Abusive Spouse? Here Are Tips To Protect Your Family
Did you know that one-third of all families in homeless shelters in New York City are there as a result of domestic violence? Statistics also suggest that one in every four women will be the victim of domestic violence and three million men are the victim of physical assault every year. If you are in an abusive marriage, your first priority should be to get yourself and your children to safety. It is, however, normal to wonder what legal options you have, as no one should have to go to a homeless shelter or start over with nothing because their spouse is abusive.
Get Your Family To Safety First
The legal side of things can wait. The first thing you need to do is get you and your children to safety when they are under threat of harm. The law will be on your side once you leave and get yourself to safety. The main time to consider talking to a lawyer is when there is a court order stopping you from taking the children. You don't want to leave them there alone, so you will need to go through legal processes to make sure they can leave with you and remain safe. There are times that your rights to the property may be affected by leaving. If you can realistically keep your family safe within the house, then do that and speak to a divorce attorney. If not, the most important thing is safety.
File Criminal Charges
There are various laws your spouse could be breaking during the abuse. It is perfectly reasonable to file criminal charges against your spouse, making it clear that you are in an abusive relationship. This could give you the time in the house to sort out the legal steps to make sure you don't lose the home or the equity from it.
It may also be possible to get civil court orders in place to keep you and your family safe. Consider restraining orders and temporary custody orders for your children and against property to keep those close to you safe.
If you can prove that abuse is happening or there is the threat of abuse, you could even legally kick your spouse out of the home. There are emergency and non-emergency options available.
If you do have time to plan and get things in order, it will set you up financially when you leave. It can also help you legally. However, safety is the most important thing to consider in an abusive relationship.
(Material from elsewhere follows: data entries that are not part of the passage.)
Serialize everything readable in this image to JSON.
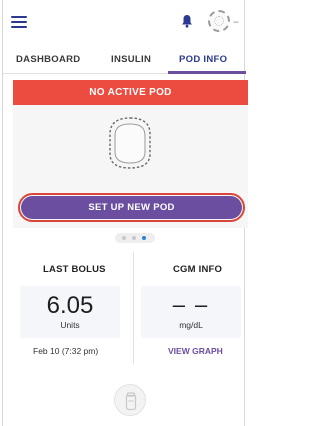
{
  "header": {
    "menu_icon": "hamburger-menu-icon",
    "bell_icon": "bell-icon",
    "pod_status_icon": "pod-status-icon",
    "signal_text": "--"
  },
  "tabs": [
    {
      "label": "DASHBOARD",
      "active": false
    },
    {
      "label": "INSULIN",
      "active": false
    },
    {
      "label": "POD INFO",
      "active": true
    }
  ],
  "pod": {
    "status_banner": "NO ACTIVE POD",
    "setup_button_label": "SET UP NEW POD"
  },
  "pager": {
    "total": 3,
    "active_index": 2
  },
  "last_bolus": {
    "title": "LAST BOLUS",
    "value": "6.05",
    "unit": "Units",
    "date": "Feb 10 (7:32 pm)"
  },
  "cgm": {
    "title": "CGM INFO",
    "value": "– –",
    "unit": "mg/dL",
    "link_label": "VIEW GRAPH"
  },
  "colors": {
    "accent_purple": "#6b4ea0",
    "banner_red": "#ec4b3f",
    "nav_blue": "#2b3990"
  }
}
Get yourself and your children to safety and then work your way back. Once you have the safety of yourself and your children situated, you can reach out to criminal defense attorneys about what to do next.